“As the press, you have a responsibility to help Liberians appreciate Liberia more and nurture that spirit of hope and that spirit of belonging, without which our commitment to rapid economic and social transformation will remain a façade,” Governor Jones said when he delivered the Keynote speech at the induction ceremony of officers of the Press Union of Liberia last Friday evening.
The Central Bank Governor said, “The Press as an institution is critical to forging our national identity; the Press is critical to bringing sanity to our national dialogue, by keeping us focused on the things that matter and on the things that unite us, while exposing the emptiness of those who dwell on the things that divide us.”
Dr. Jones continued, “The challenge we offer to you, members of the press, is that inasmuch as you are obligated to expose the wrongs of the society–and you must not waiver from that— you also have a responsibility to be messengers of positive expectations.”
He added that history shows that many countries have had their difficult periods and they have been able to overcome their problems. “They did it because their citizens were able to find within themselves the will to commit to a cause larger than their individual selves and their country,” Dr. Jones said.
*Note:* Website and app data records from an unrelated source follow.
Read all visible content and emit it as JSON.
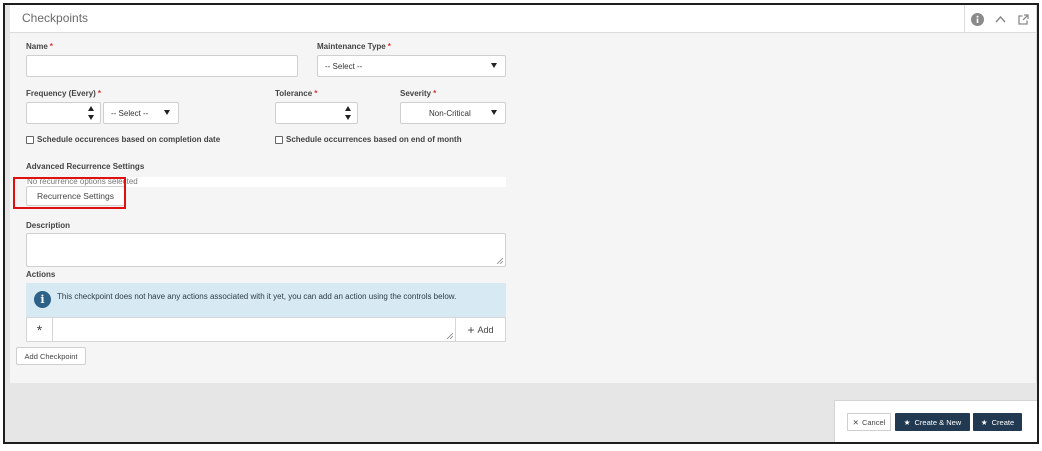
{
  "panel": {
    "title": "Checkpoints",
    "icons": [
      "info-icon",
      "chevron-up-icon",
      "external-link-icon"
    ]
  },
  "form": {
    "name_label": "Name",
    "required_mark": "*",
    "name_value": "",
    "maintenance_type_label": "Maintenance Type",
    "maintenance_type_value": "-- Select --",
    "frequency_label": "Frequency (Every)",
    "frequency_value": "",
    "frequency_unit_value": "-- Select --",
    "tolerance_label": "Tolerance",
    "tolerance_value": "",
    "severity_label": "Severity",
    "severity_value": "Non-Critical",
    "schedule_completion_label": "Schedule occurences based on completion date",
    "schedule_completion_checked": false,
    "schedule_month_end_label": "Schedule occurrences based on end of month",
    "schedule_month_end_checked": false,
    "advanced_recurrence_label": "Advanced Recurrence Settings",
    "no_recurrence_text": "No recurrence options selected",
    "recurrence_settings_button": "Recurrence Settings",
    "description_label": "Description",
    "description_value": "",
    "actions_label": "Actions",
    "actions_info": "This checkpoint does not have any actions associated with it yet, you can add an action using the controls below.",
    "action_asterisk": "*",
    "action_input_value": "",
    "add_button": "Add",
    "add_checkpoint_button": "Add Checkpoint"
  },
  "footer": {
    "cancel": "Cancel",
    "create_new": "Create & New",
    "create": "Create"
  },
  "colors": {
    "required": "#dd3333",
    "info_bg": "#d7e9f3",
    "primary_button": "#213a52",
    "highlight": "#e01010"
  }
}
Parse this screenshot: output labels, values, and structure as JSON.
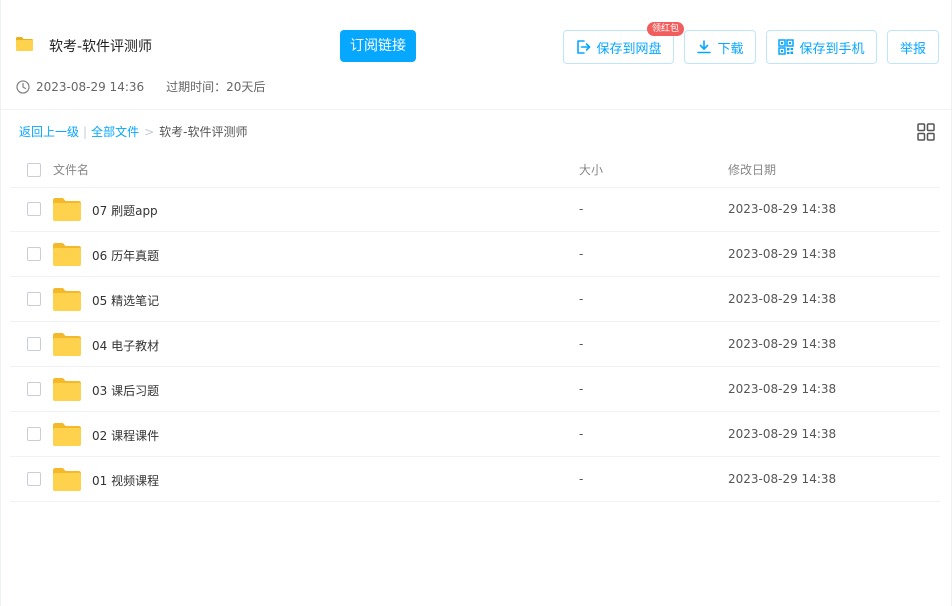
{
  "header": {
    "title": "软考-软件评测师",
    "subscribe_label": "订阅链接",
    "save_to_cloud_label": "保存到网盘",
    "badge_label": "领红包",
    "download_label": "下载",
    "save_to_phone_label": "保存到手机",
    "report_label": "举报",
    "date": "2023-08-29 14:36",
    "expire": "过期时间：20天后"
  },
  "breadcrumb": {
    "back": "返回上一级",
    "all_files": "全部文件",
    "separator": ">",
    "current": "软考-软件评测师"
  },
  "table": {
    "columns": {
      "name": "文件名",
      "size": "大小",
      "date": "修改日期"
    },
    "rows": [
      {
        "name": "07 刷题app",
        "size": "-",
        "date": "2023-08-29 14:38"
      },
      {
        "name": "06 历年真题",
        "size": "-",
        "date": "2023-08-29 14:38"
      },
      {
        "name": "05 精选笔记",
        "size": "-",
        "date": "2023-08-29 14:38"
      },
      {
        "name": "04 电子教材",
        "size": "-",
        "date": "2023-08-29 14:38"
      },
      {
        "name": "03 课后习题",
        "size": "-",
        "date": "2023-08-29 14:38"
      },
      {
        "name": "02 课程课件",
        "size": "-",
        "date": "2023-08-29 14:38"
      },
      {
        "name": "01 视频课程",
        "size": "-",
        "date": "2023-08-29 14:38"
      }
    ]
  },
  "colors": {
    "accent": "#06a7ff",
    "folder": "#ffd24d",
    "badge": "#f25d5d"
  }
}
The CBL Boss noted that the Press can help Liberians find such a national will, saying, “I say to you Liberians too, can overcome its problems.”
Governor Jones noted that the history of the Press in Liberia is a history of fortitude and pride and noted that the press has worked hard in the country not for fame or fortune.
“You have persevered because of pride in your work. What else could have kept you going, if not a sense of value? We salute you! Remain steadfast; remain vigilant. Above all, remain true to your profession, which calls for the promulgation of facts, analytical thinking, balance reporting and sober reflection,” Dr. Jones stressed.
He further told members of the media that their goal is not so much to be loved, as much as to be respected noting, “The record shows that this is the ethics which you, as a Union, have been trying to live up to by taking steps to address problems arising from within regarding actions of some of your colleagues relative to the code of professional conduct that the PUL adopted to guide its membership.”
Governor Jones intimated, “By censuring yourselves, you give credence to your actions to serve as the mirror for the larger society. Indeed, what you are saying through your actions is that accountability is a virtue of general application. It is good for the public sector; good for the private sector and good for the Press.”
“We at the Central Bank of Liberia consider the Press Union of Liberia to be a partner in our efforts to revitalize our economy, the press being the major avenue for informing the public of specific policy measures being implemented by the CBL,” he said.
For his part, the newly Inducted President of the PUL, Mr. Kamara A. Kamara, said, “Ascending to the leadership of the Press Union of Liberia put upon one an obligation to serve as a symbol of credibility, integrity, speaking truth to power and respecting the views and rights of all irrespective of how fundamentally flaw people may perceive them.”
Mr. Kamara who pledged to serve his term by giving out his belief, said he believes that by doing the right thing, he would be challenging others to do the right things required of them.
Mr. Kamara told his audience that the challenges of those days when the Press Union was founded still exist as laws that criminalize discussing government are still threatening today and contempt charges still remain ridiculous.
He said interestingly contempt issues are still a hindrance to free speech and recorded several issues arising from free speech that resulted to contempt charges.
He said the authors of Liberia’s constitution mandated the Legislature to define contempt noting that “regrettably after 20 years the Legislature is yet to act responsibly.” He then called for the removal from the books of all anti-free speech legislation.